|Locusts killed by the biocontrol fungus Metarhizium|
Sunday, March 25, 2018
This article was first posted on Forbes on 3/15
Biological crop protection products are an important set of options in the agricultural "tool box." Last week I had the opportunity to attend meetings held in California and get an update on that industry - one I have been following since the 1990s when I worked for Mycogen, one of the earliest companies in this field. The big take-aways from these meetings were:
1) this continues to be a rapidly growing sector,
2) the best fit for these products tends to be in integrated programs with synthetic chemical options, and
3) that the lack of international harmonization of regulations is problematic for even these "soft" products.
The meetings were the Biological Products Industry Association Spring Meeting and the International Symposium and the Biocontrols USA West Conference. Biologicals are crop products based on naturally occurring chemicals and/or live organisms, and thus they tend to get a positive reception from most who hear about them. They tend to be low in toxicity and generally “soft” when it comes to environmental impact. They have been a rapidly growing segment of the crop protection market for some time, expanding their sales at a compound annual growth rate of around 17%, but biologicals still represent only around 5% of the global market for products used in the growing of crops.

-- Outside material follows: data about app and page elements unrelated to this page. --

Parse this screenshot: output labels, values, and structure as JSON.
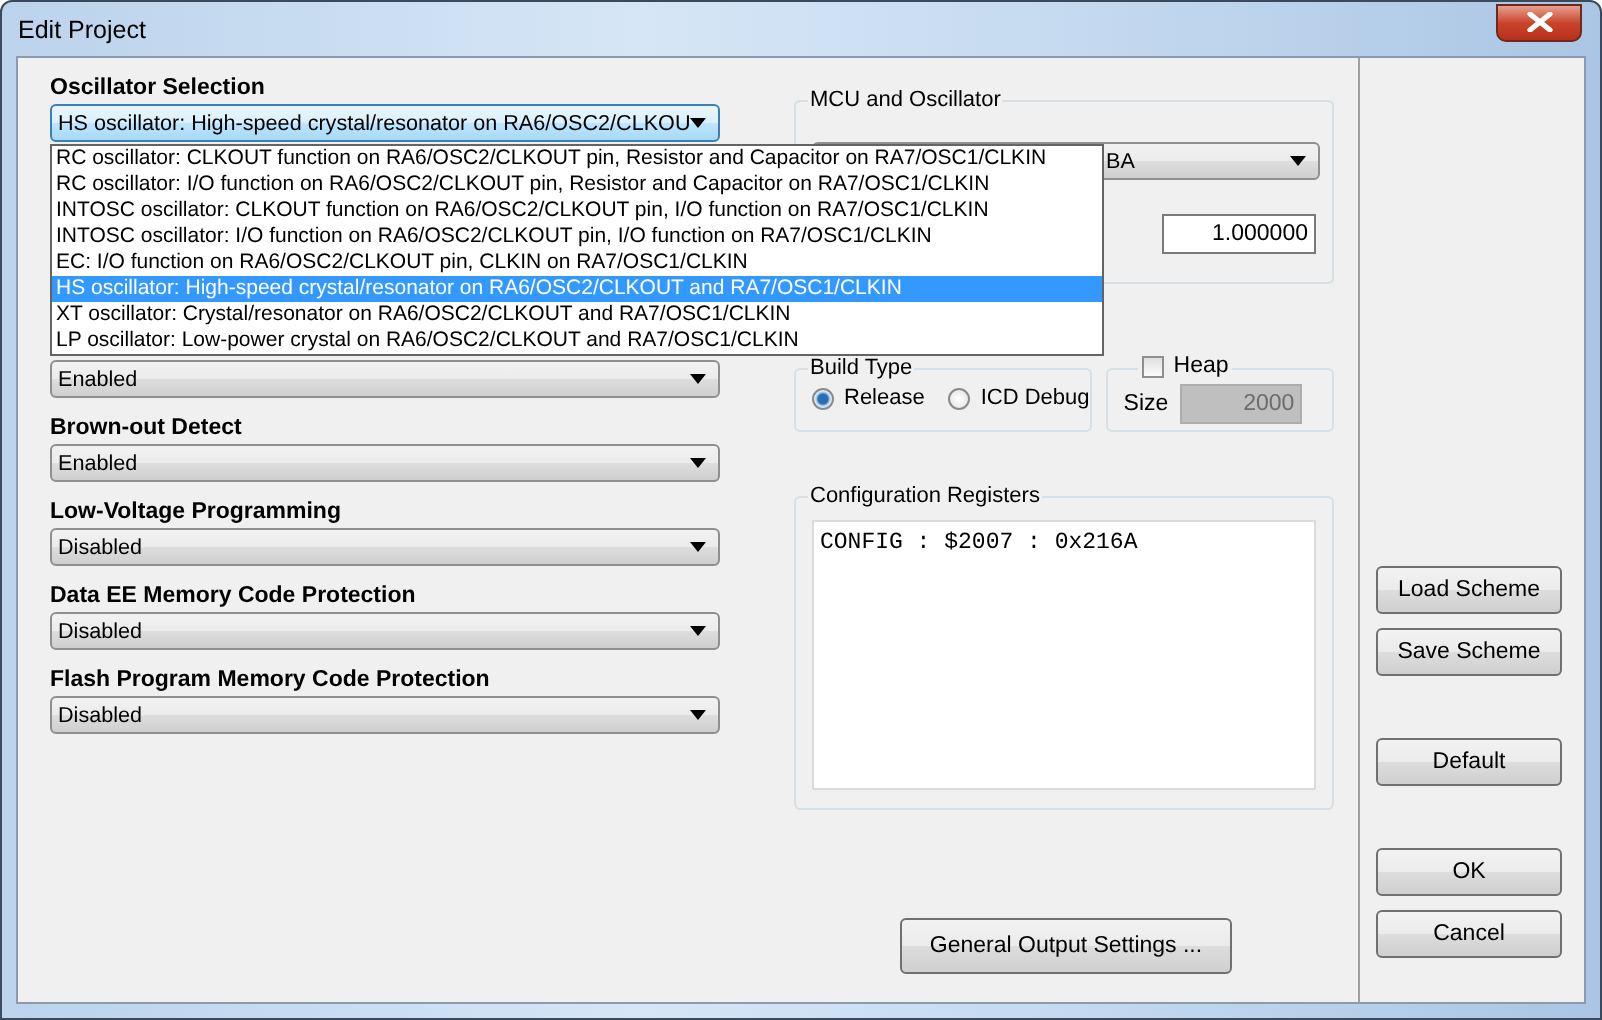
{
  "window": {
    "title": "Edit Project"
  },
  "left_fields": [
    {
      "label": "Oscillator Selection",
      "value": "HS oscillator: High-speed crystal/resonator on RA6/OSC2/CLKOU",
      "focused": true,
      "expanded": true,
      "options": [
        {
          "text": "RC oscillator: CLKOUT function on RA6/OSC2/CLKOUT pin, Resistor and Capacitor on RA7/OSC1/CLKIN",
          "selected": false
        },
        {
          "text": "RC oscillator: I/O function on RA6/OSC2/CLKOUT pin, Resistor and Capacitor on RA7/OSC1/CLKIN",
          "selected": false
        },
        {
          "text": "INTOSC oscillator: CLKOUT function on RA6/OSC2/CLKOUT pin, I/O function on RA7/OSC1/CLKIN",
          "selected": false
        },
        {
          "text": "INTOSC oscillator: I/O function on RA6/OSC2/CLKOUT pin, I/O function on RA7/OSC1/CLKIN",
          "selected": false
        },
        {
          "text": "EC: I/O function on RA6/OSC2/CLKOUT pin, CLKIN on RA7/OSC1/CLKIN",
          "selected": false
        },
        {
          "text": "HS oscillator: High-speed crystal/resonator on RA6/OSC2/CLKOUT and RA7/OSC1/CLKIN",
          "selected": true
        },
        {
          "text": "XT oscillator: Crystal/resonator on RA6/OSC2/CLKOUT and RA7/OSC1/CLKIN",
          "selected": false
        },
        {
          "text": "LP oscillator: Low-power crystal on RA6/OSC2/CLKOUT and RA7/OSC1/CLKIN",
          "selected": false
        }
      ]
    },
    {
      "value": "Enabled"
    },
    {
      "label": "Brown-out Detect",
      "value": "Enabled"
    },
    {
      "label": "Low-Voltage Programming",
      "value": "Disabled"
    },
    {
      "label": "Data EE Memory Code Protection",
      "value": "Disabled"
    },
    {
      "label": "Flash Program Memory Code Protection",
      "value": "Disabled"
    }
  ],
  "mcu_group": {
    "title": "MCU and Oscillator",
    "select_value": "BA",
    "frequency": "1.000000"
  },
  "build_type": {
    "title": "Build Type",
    "options": [
      {
        "label": "Release",
        "selected": true
      },
      {
        "label": "ICD Debug",
        "selected": false
      }
    ]
  },
  "heap": {
    "label": "Heap",
    "checked": false,
    "size_label": "Size",
    "size": "2000",
    "disabled": true
  },
  "config": {
    "title": "Configuration Registers",
    "text": "CONFIG : $2007 : 0x216A"
  },
  "general_output_button": "General Output Settings ...",
  "side_button_groups": [
    [
      "Load Scheme",
      "Save Scheme"
    ],
    [
      "Default"
    ],
    [
      "OK",
      "Cancel"
    ]
  ]
}
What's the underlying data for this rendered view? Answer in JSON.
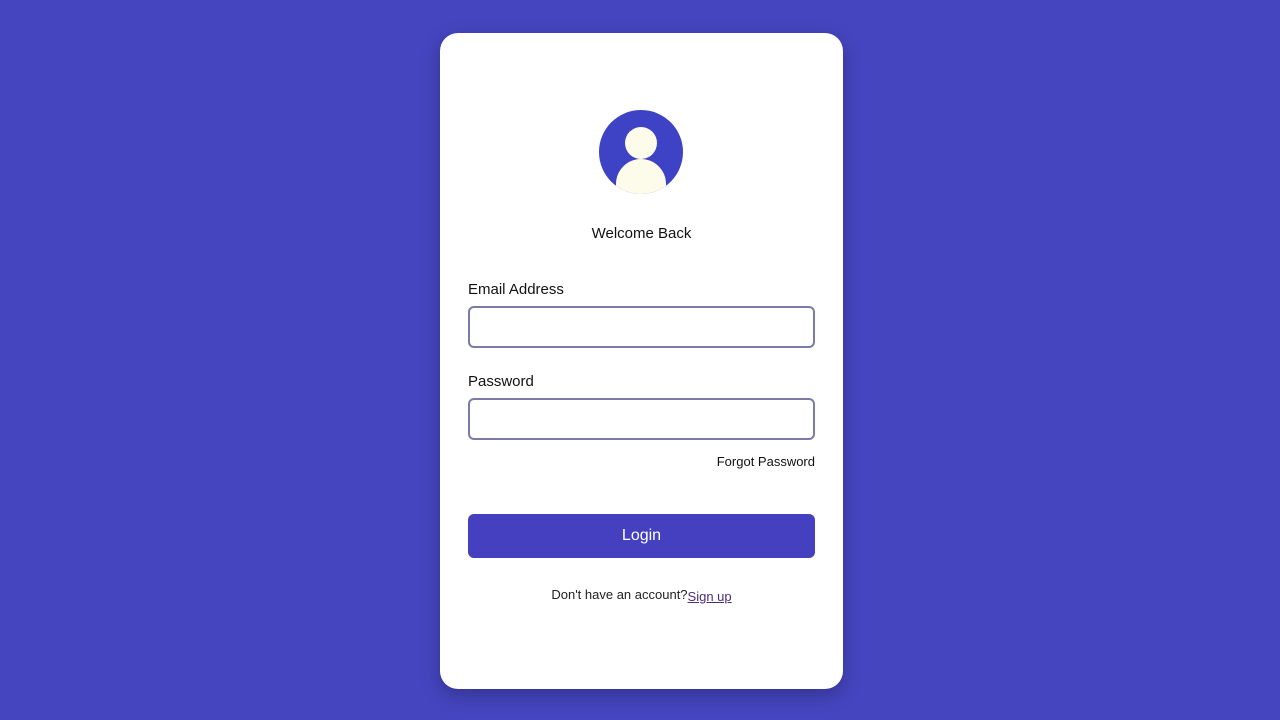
{
  "colors": {
    "background": "#4545bf",
    "card": "#ffffff",
    "accent": "#4540c0",
    "avatar_bg": "#3d43c4",
    "avatar_fg": "#fdfbea"
  },
  "avatar": {
    "icon": "user-icon"
  },
  "heading": "Welcome Back",
  "email": {
    "label": "Email Address",
    "value": "",
    "placeholder": ""
  },
  "password": {
    "label": "Password",
    "value": "",
    "placeholder": ""
  },
  "forgot_password": "Forgot Password",
  "login_button": "Login",
  "signup": {
    "prompt": "Don't have an account?",
    "link": "Sign up"
  }
}
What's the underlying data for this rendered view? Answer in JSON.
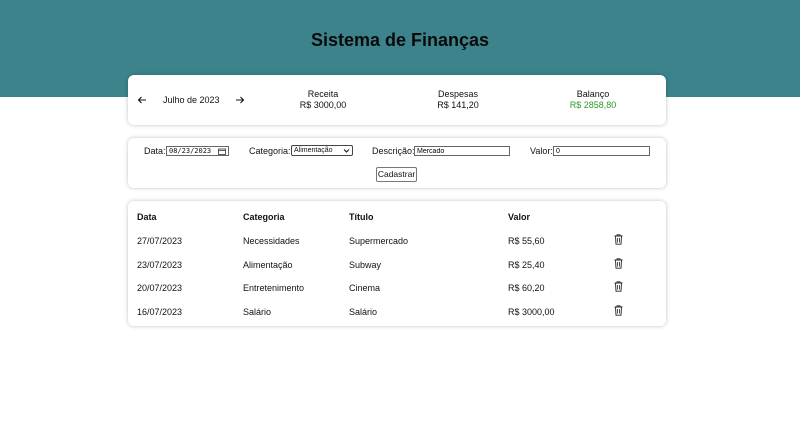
{
  "header": {
    "title": "Sistema de Finanças"
  },
  "summary": {
    "month": "Julho de 2023",
    "receita_label": "Receita",
    "receita_value": "R$ 3000,00",
    "despesas_label": "Despesas",
    "despesas_value": "R$ 141,20",
    "balanco_label": "Balanço",
    "balanco_value": "R$ 2858,80",
    "balanco_color": "#2a9a2a"
  },
  "form": {
    "date_label": "Data:",
    "date_value": "08/23/2023",
    "category_label": "Categoria:",
    "category_value": "Alimentação",
    "description_label": "Descrição:",
    "description_value": "Mercado",
    "value_label": "Valor:",
    "value_value": "0",
    "submit_label": "Cadastrar"
  },
  "table": {
    "headers": [
      "Data",
      "Categoria",
      "Título",
      "Valor"
    ],
    "rows": [
      {
        "date": "27/07/2023",
        "category": "Necessidades",
        "title": "Supermercado",
        "value": "R$ 55,60"
      },
      {
        "date": "23/07/2023",
        "category": "Alimentação",
        "title": "Subway",
        "value": "R$ 25,40"
      },
      {
        "date": "20/07/2023",
        "category": "Entretenimento",
        "title": "Cinema",
        "value": "R$ 60,20"
      },
      {
        "date": "16/07/2023",
        "category": "Salário",
        "title": "Salário",
        "value": "R$ 3000,00"
      }
    ]
  },
  "colors": {
    "header_band": "#3d838b",
    "positive": "#2a9a2a"
  },
  "icons": {
    "prev": "arrow-left-icon",
    "next": "arrow-right-icon",
    "delete": "trash-icon",
    "calendar": "calendar-icon"
  }
}
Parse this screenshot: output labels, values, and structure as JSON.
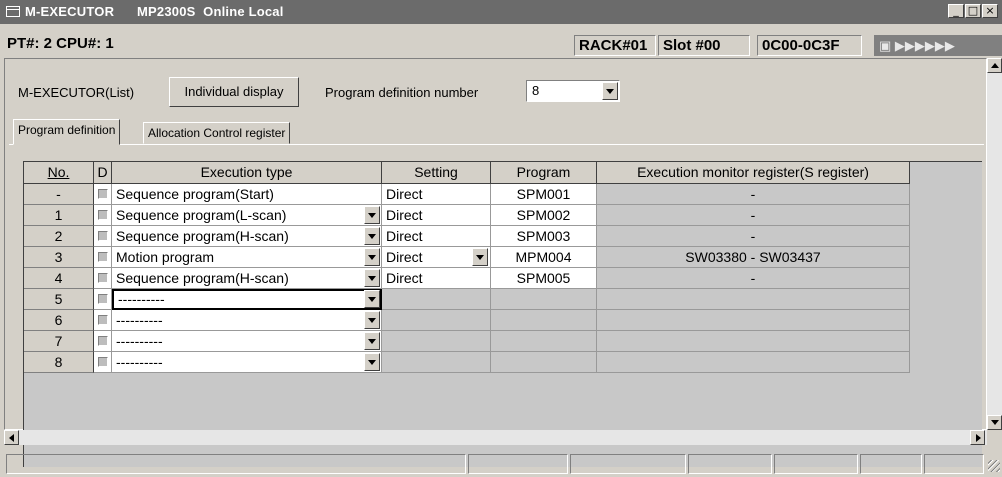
{
  "window": {
    "title": "M-EXECUTOR      MP2300S  Online Local",
    "minimize": "_",
    "maximize": "□",
    "close": "×"
  },
  "status": {
    "pt_cpu": "PT#: 2 CPU#: 1",
    "rack": "RACK#01",
    "slot": "Slot #00",
    "range": "0C00-0C3F",
    "online_indicator": "▶▶▶▶▶▶"
  },
  "toolbar": {
    "mode_label": "M-EXECUTOR(List)",
    "individual_display_button": "Individual display",
    "program_definition_number_label": "Program definition number",
    "program_definition_number_value": "8"
  },
  "tabs": [
    {
      "label": "Program definition",
      "active": true
    },
    {
      "label": "Allocation Control register",
      "active": false
    }
  ],
  "table": {
    "columns": [
      "No.",
      "D",
      "Execution type",
      "Setting",
      "Program",
      "Execution monitor register(S register)"
    ],
    "rows": [
      {
        "no": "-",
        "type": "Sequence program(Start)",
        "type_dropdown": false,
        "setting": "Direct",
        "setting_dropdown": false,
        "program": "SPM001",
        "monitor": "-"
      },
      {
        "no": "1",
        "type": "Sequence program(L-scan)",
        "type_dropdown": true,
        "setting": "Direct",
        "setting_dropdown": false,
        "program": "SPM002",
        "monitor": "-"
      },
      {
        "no": "2",
        "type": "Sequence program(H-scan)",
        "type_dropdown": true,
        "setting": "Direct",
        "setting_dropdown": false,
        "program": "SPM003",
        "monitor": "-"
      },
      {
        "no": "3",
        "type": "Motion program",
        "type_dropdown": true,
        "setting": "Direct",
        "setting_dropdown": true,
        "program": "MPM004",
        "monitor": "SW03380 - SW03437"
      },
      {
        "no": "4",
        "type": "Sequence program(H-scan)",
        "type_dropdown": true,
        "setting": "Direct",
        "setting_dropdown": false,
        "program": "SPM005",
        "monitor": "-"
      },
      {
        "no": "5",
        "type": "----------",
        "type_dropdown": true,
        "setting": "",
        "setting_dropdown": false,
        "program": "",
        "monitor": "",
        "selected": true
      },
      {
        "no": "6",
        "type": "----------",
        "type_dropdown": true,
        "setting": "",
        "setting_dropdown": false,
        "program": "",
        "monitor": ""
      },
      {
        "no": "7",
        "type": "----------",
        "type_dropdown": true,
        "setting": "",
        "setting_dropdown": false,
        "program": "",
        "monitor": ""
      },
      {
        "no": "8",
        "type": "----------",
        "type_dropdown": true,
        "setting": "",
        "setting_dropdown": false,
        "program": "",
        "monitor": ""
      }
    ]
  },
  "colors": {
    "titlebar": "#6b6b6b",
    "face": "#d4d0c8",
    "empty_cell": "#c8c8c8"
  }
}
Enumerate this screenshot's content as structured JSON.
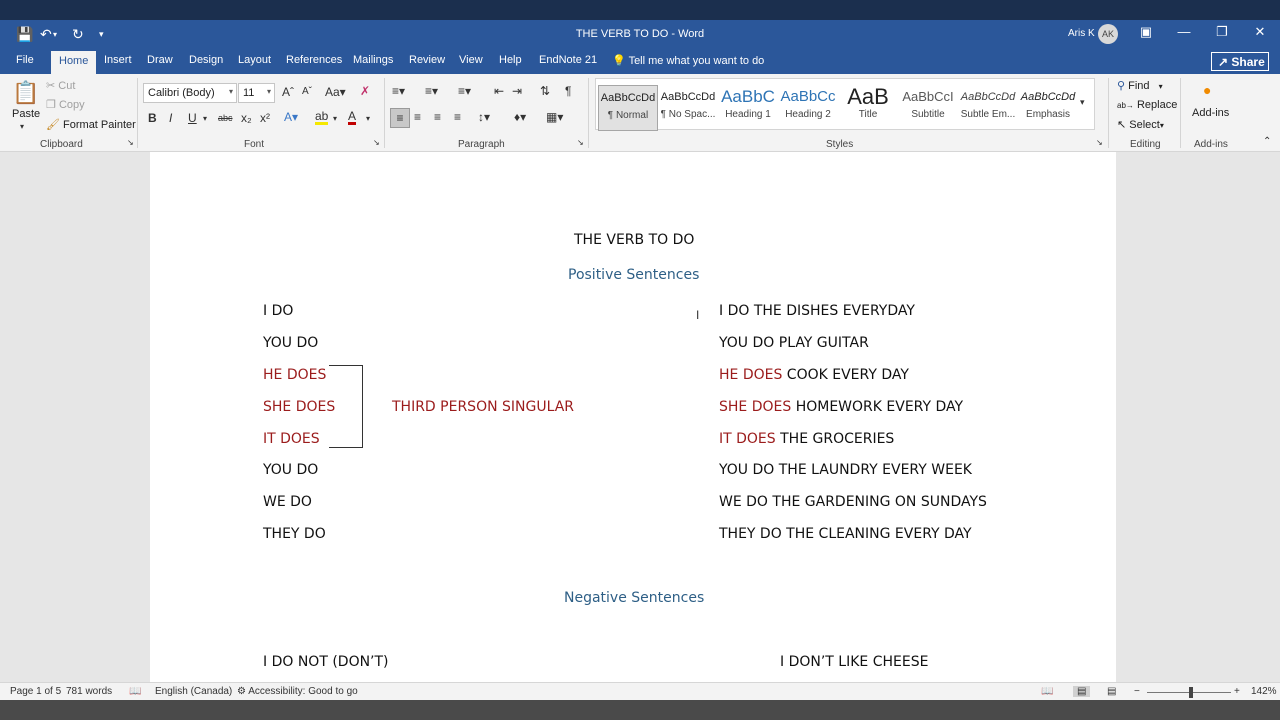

This kind of product is attractive in the sense that development timelines tend to be shorter than for synthetic chemicals and the development costs are much lower. These lower barriers to entry have encouraged nearly 500 companies to participate in that 5% of the market.